- **YOUR TASK**: Examine the entries and show every line in which the word "with" is found.

Saved data entries

********

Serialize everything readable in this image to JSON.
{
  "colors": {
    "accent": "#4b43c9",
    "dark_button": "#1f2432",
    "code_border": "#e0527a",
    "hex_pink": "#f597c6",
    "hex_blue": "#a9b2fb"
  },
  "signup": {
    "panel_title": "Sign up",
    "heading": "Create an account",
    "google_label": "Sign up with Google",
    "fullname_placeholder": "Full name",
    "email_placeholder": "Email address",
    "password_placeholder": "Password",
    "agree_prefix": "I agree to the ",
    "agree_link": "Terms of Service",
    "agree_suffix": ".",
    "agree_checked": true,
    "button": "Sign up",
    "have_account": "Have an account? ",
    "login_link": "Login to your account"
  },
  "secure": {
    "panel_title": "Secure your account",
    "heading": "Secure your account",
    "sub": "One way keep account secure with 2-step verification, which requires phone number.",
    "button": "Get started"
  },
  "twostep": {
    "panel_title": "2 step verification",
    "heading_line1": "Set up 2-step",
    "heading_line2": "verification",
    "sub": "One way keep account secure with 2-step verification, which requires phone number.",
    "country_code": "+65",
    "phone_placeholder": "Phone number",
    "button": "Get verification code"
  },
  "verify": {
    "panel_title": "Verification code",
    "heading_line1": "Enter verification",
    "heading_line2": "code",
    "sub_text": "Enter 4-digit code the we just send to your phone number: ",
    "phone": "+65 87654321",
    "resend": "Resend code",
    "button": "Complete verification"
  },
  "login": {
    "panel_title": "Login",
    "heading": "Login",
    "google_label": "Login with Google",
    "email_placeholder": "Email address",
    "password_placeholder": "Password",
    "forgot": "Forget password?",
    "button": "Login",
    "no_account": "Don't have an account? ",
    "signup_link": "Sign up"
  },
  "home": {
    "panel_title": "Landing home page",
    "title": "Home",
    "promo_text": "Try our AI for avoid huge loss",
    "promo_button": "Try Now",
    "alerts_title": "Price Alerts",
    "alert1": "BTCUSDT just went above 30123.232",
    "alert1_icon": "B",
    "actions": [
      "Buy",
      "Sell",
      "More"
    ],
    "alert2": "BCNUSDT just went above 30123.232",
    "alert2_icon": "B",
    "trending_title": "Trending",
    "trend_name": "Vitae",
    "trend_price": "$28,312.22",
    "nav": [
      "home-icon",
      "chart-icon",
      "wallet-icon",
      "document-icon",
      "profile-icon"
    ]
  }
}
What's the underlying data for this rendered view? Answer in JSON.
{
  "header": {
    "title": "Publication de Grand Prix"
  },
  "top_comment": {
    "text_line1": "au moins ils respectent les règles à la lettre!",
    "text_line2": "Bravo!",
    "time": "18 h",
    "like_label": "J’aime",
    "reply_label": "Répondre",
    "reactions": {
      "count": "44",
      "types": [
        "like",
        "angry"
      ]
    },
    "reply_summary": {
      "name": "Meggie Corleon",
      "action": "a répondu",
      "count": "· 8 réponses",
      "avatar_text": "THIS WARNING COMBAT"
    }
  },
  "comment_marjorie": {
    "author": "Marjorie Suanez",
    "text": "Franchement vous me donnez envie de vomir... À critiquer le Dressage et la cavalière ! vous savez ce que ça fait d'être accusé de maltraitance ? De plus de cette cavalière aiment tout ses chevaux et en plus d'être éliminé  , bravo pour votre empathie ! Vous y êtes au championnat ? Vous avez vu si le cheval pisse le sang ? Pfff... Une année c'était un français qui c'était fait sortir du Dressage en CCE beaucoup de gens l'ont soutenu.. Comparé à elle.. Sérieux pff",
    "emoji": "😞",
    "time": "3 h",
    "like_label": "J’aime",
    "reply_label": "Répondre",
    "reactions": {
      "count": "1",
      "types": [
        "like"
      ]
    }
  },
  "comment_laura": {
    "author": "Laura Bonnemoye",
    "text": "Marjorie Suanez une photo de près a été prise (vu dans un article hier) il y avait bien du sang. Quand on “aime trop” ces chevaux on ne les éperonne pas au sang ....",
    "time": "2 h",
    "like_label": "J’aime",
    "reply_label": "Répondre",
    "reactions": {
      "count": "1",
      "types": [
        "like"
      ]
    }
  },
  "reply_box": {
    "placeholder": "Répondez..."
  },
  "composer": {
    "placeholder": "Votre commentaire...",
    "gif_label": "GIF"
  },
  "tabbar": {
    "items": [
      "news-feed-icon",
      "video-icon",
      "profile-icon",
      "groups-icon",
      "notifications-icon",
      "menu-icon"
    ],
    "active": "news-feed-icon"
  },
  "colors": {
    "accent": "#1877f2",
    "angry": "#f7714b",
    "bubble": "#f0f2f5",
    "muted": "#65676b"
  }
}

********

- **SOLUTION FOR THIS TASK**:
    "google_label": "Sign up with Google",
    "sub": "One way keep account secure with 2-step verification, which requires phone number.",
    "sub": "One way keep account secure with 2-step verification, which requires phone number.",
    "google_label": "Login with Google",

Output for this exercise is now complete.